**EXERCISE**
From the entries below, pull out each line where "gallon" appears.

**DATA FOR THIS EXERCISE**
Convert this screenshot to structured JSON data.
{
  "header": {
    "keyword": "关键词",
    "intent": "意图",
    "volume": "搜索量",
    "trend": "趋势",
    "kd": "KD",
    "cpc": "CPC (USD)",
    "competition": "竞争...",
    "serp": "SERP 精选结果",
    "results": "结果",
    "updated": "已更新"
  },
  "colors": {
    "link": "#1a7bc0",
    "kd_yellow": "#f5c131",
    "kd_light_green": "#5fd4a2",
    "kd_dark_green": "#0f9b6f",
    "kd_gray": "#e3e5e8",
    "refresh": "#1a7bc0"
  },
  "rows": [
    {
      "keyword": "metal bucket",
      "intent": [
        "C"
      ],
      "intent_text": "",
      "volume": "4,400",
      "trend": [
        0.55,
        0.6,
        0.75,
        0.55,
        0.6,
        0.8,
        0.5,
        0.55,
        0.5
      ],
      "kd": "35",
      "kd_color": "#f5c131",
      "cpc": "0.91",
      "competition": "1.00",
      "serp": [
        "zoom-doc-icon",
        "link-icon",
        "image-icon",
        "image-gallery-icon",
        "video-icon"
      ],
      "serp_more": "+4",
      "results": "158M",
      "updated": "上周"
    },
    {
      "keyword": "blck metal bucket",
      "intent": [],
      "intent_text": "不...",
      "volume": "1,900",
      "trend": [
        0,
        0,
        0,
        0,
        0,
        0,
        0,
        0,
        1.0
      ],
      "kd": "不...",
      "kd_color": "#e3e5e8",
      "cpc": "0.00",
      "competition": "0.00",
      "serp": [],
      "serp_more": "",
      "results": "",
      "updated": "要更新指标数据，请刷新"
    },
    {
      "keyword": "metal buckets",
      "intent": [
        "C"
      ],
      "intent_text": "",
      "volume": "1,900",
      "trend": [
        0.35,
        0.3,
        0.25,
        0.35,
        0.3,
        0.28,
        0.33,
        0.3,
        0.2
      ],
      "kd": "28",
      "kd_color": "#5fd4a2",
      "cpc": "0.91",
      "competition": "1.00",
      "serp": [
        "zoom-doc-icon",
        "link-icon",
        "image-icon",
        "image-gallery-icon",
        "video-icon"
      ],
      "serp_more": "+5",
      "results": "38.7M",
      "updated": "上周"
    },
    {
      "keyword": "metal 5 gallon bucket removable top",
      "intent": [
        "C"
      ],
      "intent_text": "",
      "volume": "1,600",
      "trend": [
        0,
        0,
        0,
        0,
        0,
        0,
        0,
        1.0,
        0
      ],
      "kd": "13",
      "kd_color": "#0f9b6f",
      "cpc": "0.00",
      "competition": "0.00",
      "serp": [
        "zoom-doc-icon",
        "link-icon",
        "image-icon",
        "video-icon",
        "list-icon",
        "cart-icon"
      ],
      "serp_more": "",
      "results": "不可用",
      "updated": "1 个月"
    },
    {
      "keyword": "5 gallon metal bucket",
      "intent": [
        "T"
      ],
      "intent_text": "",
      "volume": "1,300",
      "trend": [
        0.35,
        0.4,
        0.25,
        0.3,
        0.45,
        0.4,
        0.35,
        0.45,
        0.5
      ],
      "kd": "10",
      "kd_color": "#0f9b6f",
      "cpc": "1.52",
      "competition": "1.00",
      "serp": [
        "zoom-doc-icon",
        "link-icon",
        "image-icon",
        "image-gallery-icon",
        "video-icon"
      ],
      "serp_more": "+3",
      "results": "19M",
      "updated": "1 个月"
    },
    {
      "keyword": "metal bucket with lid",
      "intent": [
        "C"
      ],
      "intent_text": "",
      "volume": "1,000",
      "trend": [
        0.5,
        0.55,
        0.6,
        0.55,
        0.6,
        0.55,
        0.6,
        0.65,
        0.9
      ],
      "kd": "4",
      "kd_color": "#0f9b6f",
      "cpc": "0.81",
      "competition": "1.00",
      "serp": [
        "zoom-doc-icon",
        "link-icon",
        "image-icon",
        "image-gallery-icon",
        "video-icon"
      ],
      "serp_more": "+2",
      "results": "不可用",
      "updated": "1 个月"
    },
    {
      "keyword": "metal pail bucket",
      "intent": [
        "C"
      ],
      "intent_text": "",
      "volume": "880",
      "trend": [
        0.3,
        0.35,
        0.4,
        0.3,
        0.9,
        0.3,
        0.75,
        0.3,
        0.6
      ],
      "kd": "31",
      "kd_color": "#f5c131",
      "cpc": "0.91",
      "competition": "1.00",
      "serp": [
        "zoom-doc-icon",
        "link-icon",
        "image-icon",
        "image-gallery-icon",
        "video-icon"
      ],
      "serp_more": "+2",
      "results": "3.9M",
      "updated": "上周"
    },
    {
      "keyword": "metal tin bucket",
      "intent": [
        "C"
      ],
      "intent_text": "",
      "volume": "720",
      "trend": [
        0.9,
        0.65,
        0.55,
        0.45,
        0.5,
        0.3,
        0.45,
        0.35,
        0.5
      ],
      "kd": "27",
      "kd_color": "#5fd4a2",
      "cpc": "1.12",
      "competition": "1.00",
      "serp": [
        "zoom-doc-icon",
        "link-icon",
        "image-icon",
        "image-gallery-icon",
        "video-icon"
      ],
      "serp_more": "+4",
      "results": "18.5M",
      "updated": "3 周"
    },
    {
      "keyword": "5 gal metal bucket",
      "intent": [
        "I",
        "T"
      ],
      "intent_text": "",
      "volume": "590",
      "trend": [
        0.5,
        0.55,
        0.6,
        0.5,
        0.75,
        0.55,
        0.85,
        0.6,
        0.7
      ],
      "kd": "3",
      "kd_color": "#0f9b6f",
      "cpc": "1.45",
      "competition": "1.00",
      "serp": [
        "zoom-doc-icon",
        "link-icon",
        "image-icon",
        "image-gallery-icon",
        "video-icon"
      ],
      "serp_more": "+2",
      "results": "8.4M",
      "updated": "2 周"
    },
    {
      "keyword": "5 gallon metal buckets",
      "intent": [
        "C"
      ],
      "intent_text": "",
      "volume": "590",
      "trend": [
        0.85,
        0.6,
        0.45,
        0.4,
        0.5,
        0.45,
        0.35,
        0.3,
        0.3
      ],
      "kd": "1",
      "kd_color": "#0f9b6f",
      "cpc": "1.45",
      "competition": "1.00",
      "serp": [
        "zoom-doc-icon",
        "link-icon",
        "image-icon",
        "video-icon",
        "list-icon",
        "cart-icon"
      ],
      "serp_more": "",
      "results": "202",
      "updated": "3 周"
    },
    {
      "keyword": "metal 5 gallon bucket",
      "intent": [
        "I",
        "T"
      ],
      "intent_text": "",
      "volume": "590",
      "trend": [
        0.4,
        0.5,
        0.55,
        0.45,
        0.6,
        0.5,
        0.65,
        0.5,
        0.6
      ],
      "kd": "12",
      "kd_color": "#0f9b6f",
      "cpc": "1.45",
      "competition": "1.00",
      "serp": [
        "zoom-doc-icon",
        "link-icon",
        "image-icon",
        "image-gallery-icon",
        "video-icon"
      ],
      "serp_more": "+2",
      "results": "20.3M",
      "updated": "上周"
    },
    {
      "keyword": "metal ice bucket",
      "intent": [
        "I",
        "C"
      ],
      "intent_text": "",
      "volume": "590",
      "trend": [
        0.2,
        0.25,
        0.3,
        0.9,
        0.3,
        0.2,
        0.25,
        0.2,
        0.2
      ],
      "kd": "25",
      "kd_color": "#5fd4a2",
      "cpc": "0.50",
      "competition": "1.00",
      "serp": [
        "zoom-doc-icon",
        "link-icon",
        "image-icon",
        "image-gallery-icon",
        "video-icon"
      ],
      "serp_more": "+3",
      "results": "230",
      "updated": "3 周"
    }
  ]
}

**OUTPUT OF THE EXERCISE**
      "keyword": "metal 5 gallon bucket removable top",
      "keyword": "5 gallon metal bucket",
      "keyword": "5 gallon metal buckets",
      "keyword": "metal 5 gallon bucket",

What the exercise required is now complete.